about the artist

The Wall of Hopes and Fears


My long time readers know that one of the most profound experiences in Israel was seeing the barrier wall that cordons off the West Bank from Jerusalem. There is a lot of art and graffiti on the Palestinian side and hardly any on the Israeli side. The wall has become a place for the Palestinians and visitors to share their hopes and fears. I have taken many of these images and some of my own to create my version of the wall. Click on it to read the different writings.

I had a bit of a disaster. I wanted to do the peace symbol in the colors of the Palestinian flag. I did cut the symbol from freezer paper and ironed it to a silk screen and did a test print. But when I printed on the actual piece, I didn’t get much of an image at all and then I couldn’t line it up to reprint. I decided to use a brush and give it the look of handpainted graffiti. I even added the drips. I was afraid I had ruined the piece, but I think it is going to work. I think I need to add some more red on the other side to balance the color. I also screened the coexist sign and a Hand of Fatima which is a symbol worn in the middle east by progressive people who see this as a symbol that is part of both the Islamic and Jewish religions. One of the members of our group called the wall  ..the wall of not letting out just keeping in…

On another note, I found my way to Eva Marie’s blog: My Creative Diary – Colourful Research. She has done what I wanted to do, created the Non-award Award. She gives permission to steal it for your own blog which I have done.

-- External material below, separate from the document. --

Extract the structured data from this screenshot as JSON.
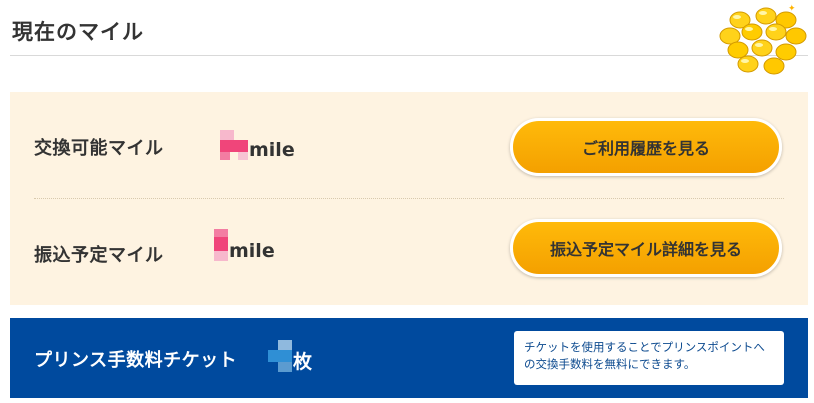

It is in my sidebar. If you click on it, you will go to her post about blog awards. I loved it.

At 7:30 pm, my show postcards were finally delivered by UPS. I am going to try to get them in the mail tomorrow.

4 Responses to “The Wall of Hopes and Fears”

  1. Cindy says:

    I think the piece works wonderfully. The peace sign is fantastic. I see the tears of those Palestinians wishing for peace in those drips! I see the tears of the mothers who have lost their children.

    I wish I could see your show in person. It’s been great to watch it evolve on your blog! I visited Israel in the 80s, just months before the first Intifada started so your trip and the work you’ve created have been fascinating for me!

  2. karoda says:

    Graffiti is just the ultimate in urban signage and communication! The layers work for me!

  3. Judy says:

    I really do love this piece….when I enlarged it, it really spoke to me. And I agree with Dale Anne: the peace sign does fit right in, drips and all.

    There is even more of a story behind Eva Marie’s Non-award Award than you know. Sometime when you have more time (definitely not now), we’ll talk! LOL I adore Eva and all that she stands for!


  4. Dale Anne says:

    I don’t think your peace sign is a disaster – its graffiti and fits right in.
    I sure would LOVE to see your exhibition in person, it will be AMAZING!
    And, with all that’s going on there right now – very powerful (at least I think so).